SALEM — The Cub Scouts of Pack 160 may not be experts with a needle and thread, but that didn’t stop them from helping to make dozens of blankets, scarves and hats for victims of Hurricane Sandy.
The Scouts, with help from approximately 100 parents and volunteers, spent two nights at Lancaster School this week made warm weather clothing for some of the thousands of people in New Jersey and New York affected by the storm.
Today, six large bags of the clothing and blankets — all made with donated materials — will be loaded into a tractor-trailer headed for Toms River, N.J. Local stores, including Market Basket, have served as drop-off locations for donations.
The truck, donated by McDevitt Trucks of Manchester, leaves at 5 a.m. tomorrow, according to Neil DeLuca of Derry, an organizer of Operation New Hampshire Cares.
When Pack 160 heard how DeLuca and other New Hampshire residents were teaming up to help storm victims, they leaped at the chance to contribute, den leader Sheri Sharkey said. Her husband, Patrick Sharkey, is the pack master.
The Scouts and volunteers gathered at Lancaster School for several hours to make as many items as they could using fleece and other materials donated by Mill Direct Textiles in Lawrence, Sharkey said.
“A lot of people helped out,” Sharkey said. “That’s what made it work.”
While the adults stitched the clothing, some of the eight Scouts from Sharkey’s Webelos den cut the fabric and created the fringe, along with 15 to 20 Scouts from other groups.
It was valuable learning experience for the Scouts, some of whom didn’t truly understand the impact Sandy had on the thousands of people left without food, water, heat, electricity and even homes, Sharkey said. The storm Oct. 29 also killed 85 people.
“At first, they didn’t really think about it,” she said. “The more you brought it up, the more they thought about it.”
Sharkey’s 10-year-old son, Jack, asked, “How come they don’t make their own stuff?” she said.

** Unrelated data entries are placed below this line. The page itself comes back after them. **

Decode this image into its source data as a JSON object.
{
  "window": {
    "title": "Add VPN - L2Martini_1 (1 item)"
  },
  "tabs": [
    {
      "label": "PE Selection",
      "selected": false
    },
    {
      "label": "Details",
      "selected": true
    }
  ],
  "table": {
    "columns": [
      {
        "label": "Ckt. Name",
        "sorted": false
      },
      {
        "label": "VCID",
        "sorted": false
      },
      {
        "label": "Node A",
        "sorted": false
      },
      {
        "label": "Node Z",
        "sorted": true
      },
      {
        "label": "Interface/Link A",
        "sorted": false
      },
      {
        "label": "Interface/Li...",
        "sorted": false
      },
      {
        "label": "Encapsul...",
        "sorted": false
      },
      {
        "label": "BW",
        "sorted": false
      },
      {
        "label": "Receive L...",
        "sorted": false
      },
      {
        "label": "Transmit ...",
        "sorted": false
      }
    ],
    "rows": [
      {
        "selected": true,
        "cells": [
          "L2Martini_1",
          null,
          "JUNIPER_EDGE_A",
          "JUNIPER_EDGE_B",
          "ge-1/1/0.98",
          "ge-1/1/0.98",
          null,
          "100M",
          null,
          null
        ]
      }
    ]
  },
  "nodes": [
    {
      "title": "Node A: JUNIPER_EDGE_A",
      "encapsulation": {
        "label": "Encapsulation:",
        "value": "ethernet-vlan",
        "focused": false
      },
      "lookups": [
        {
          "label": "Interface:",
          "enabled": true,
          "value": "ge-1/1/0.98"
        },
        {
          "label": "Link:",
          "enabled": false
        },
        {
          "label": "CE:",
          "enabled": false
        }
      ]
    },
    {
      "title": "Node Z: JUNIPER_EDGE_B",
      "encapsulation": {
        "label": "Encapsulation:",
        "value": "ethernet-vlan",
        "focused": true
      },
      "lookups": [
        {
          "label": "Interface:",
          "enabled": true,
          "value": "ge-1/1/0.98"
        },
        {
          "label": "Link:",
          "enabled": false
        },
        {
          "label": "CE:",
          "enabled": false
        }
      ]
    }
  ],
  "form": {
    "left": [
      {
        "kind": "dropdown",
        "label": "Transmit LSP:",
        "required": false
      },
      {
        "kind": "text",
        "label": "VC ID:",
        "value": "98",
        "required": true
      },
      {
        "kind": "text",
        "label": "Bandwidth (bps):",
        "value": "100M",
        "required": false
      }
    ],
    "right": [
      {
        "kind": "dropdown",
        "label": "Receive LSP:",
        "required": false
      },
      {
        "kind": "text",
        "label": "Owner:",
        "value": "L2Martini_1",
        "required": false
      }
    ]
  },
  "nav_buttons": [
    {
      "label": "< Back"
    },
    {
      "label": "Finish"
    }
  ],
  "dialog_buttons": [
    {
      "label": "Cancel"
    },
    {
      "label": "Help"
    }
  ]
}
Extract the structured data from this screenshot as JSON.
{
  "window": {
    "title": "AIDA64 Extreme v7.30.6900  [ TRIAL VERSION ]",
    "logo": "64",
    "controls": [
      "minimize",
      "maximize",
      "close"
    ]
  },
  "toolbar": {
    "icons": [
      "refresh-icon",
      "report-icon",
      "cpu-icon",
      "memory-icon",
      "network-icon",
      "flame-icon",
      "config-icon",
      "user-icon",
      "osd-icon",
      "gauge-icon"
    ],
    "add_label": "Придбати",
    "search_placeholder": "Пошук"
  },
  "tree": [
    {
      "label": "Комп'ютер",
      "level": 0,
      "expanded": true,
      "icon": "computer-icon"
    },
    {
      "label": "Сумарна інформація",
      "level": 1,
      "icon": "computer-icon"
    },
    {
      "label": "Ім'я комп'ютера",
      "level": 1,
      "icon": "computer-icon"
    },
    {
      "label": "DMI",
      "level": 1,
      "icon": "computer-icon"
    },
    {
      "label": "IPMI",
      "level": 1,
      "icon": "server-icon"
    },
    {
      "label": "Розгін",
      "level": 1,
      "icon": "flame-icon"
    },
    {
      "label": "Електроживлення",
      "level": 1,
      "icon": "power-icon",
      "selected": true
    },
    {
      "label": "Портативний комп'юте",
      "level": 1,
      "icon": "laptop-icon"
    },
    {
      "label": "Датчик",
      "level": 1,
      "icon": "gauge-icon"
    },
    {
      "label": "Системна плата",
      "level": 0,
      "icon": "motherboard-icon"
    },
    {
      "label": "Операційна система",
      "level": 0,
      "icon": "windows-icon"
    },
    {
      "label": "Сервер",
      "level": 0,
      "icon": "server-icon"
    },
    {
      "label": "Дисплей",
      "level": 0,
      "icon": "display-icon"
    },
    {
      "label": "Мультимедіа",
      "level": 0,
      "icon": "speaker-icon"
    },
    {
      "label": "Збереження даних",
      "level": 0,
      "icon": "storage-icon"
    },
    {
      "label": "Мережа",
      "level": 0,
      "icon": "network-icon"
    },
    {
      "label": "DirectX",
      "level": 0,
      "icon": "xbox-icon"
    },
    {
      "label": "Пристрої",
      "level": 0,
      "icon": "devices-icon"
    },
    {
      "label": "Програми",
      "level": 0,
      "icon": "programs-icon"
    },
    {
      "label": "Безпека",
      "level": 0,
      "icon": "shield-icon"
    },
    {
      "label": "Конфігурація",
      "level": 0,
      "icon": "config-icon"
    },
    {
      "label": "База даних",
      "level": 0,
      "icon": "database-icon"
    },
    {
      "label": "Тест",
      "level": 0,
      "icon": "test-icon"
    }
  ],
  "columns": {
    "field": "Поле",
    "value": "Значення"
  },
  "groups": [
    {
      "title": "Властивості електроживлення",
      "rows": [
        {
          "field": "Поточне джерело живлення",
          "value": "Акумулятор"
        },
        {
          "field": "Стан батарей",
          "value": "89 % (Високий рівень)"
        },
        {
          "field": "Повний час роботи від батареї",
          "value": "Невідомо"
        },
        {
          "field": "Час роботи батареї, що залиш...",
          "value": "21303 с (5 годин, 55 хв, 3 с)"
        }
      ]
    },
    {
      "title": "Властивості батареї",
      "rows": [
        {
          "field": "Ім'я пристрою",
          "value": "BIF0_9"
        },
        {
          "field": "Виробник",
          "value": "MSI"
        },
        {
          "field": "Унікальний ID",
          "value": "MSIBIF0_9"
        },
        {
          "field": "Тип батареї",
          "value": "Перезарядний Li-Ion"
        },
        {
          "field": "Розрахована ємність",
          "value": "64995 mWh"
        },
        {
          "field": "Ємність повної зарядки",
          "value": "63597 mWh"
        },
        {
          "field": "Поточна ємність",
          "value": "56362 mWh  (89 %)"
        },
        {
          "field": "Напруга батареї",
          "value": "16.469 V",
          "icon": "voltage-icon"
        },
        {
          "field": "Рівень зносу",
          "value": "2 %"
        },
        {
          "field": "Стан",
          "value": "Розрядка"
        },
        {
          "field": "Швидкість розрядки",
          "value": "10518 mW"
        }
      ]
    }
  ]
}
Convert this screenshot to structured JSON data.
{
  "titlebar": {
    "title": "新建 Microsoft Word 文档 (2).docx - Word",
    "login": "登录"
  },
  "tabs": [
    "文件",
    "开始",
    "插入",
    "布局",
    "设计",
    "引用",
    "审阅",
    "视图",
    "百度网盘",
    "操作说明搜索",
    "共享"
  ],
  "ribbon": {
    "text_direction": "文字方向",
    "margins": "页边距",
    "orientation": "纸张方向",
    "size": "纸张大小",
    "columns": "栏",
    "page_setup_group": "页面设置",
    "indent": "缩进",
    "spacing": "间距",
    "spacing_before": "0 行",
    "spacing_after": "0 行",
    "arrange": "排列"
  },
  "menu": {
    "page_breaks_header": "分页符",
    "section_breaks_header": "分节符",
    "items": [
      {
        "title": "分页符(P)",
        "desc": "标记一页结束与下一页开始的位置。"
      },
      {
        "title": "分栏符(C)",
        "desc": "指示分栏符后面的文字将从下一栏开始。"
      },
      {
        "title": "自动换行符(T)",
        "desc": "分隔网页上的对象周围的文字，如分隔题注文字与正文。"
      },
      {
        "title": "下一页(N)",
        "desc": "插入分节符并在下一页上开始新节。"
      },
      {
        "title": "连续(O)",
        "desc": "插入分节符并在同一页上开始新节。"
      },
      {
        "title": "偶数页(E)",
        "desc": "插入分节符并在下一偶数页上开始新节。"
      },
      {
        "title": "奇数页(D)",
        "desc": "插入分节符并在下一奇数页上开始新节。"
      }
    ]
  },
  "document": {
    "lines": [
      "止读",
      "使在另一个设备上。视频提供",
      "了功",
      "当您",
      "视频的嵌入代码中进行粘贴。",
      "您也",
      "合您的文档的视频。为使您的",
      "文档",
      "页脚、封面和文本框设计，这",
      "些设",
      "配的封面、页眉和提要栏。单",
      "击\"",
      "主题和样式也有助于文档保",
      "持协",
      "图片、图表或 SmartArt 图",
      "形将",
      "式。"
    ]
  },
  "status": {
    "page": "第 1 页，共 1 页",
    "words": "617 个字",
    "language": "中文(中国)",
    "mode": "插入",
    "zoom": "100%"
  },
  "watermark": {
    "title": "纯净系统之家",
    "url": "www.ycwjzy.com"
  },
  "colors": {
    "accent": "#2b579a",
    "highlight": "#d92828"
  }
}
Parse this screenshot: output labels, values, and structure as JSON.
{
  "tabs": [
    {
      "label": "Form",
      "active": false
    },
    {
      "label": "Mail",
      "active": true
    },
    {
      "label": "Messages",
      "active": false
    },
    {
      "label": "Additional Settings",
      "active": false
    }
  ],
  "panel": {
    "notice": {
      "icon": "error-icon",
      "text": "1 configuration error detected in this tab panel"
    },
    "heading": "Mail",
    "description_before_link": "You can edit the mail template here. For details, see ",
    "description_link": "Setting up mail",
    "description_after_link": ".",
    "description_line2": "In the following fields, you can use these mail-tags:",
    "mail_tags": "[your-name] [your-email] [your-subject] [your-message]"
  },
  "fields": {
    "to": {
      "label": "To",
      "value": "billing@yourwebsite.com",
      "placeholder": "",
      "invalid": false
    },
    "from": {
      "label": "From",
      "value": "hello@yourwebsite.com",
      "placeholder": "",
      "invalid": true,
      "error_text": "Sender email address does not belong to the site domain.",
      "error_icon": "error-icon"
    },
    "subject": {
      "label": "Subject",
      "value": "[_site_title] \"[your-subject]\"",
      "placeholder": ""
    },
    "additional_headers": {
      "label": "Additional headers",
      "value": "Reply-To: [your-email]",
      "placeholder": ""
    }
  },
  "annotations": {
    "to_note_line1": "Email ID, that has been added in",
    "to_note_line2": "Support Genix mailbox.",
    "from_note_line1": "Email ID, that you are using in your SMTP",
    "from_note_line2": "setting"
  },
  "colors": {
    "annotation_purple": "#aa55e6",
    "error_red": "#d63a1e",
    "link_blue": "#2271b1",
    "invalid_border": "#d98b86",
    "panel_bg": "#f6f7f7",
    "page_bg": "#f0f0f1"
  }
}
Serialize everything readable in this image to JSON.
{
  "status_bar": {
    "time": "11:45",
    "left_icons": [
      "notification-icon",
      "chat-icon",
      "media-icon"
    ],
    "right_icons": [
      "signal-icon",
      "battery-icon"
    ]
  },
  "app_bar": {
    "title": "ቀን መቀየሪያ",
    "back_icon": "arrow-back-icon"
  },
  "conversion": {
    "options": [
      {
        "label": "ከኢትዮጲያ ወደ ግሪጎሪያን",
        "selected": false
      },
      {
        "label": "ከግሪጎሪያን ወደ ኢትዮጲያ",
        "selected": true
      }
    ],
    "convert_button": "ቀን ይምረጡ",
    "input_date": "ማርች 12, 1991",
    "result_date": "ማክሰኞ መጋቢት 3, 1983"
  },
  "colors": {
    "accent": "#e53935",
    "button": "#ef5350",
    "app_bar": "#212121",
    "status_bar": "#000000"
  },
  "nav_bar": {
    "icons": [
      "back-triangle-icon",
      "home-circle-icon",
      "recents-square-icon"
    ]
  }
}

She explained it was because they didn’t have what they needed to help themselves.
As the Scouts wrapped up their project Wednesday night, Jack and fellow Webelo Paul Moreno, 10, explained the importance of assisting the storm victims.
“You are helping people who may not have a house or supplies they need to keep warm,” Paul said.
For more information about Operation New Hampshire Cares, visit facebook.com/OperationsNHCares.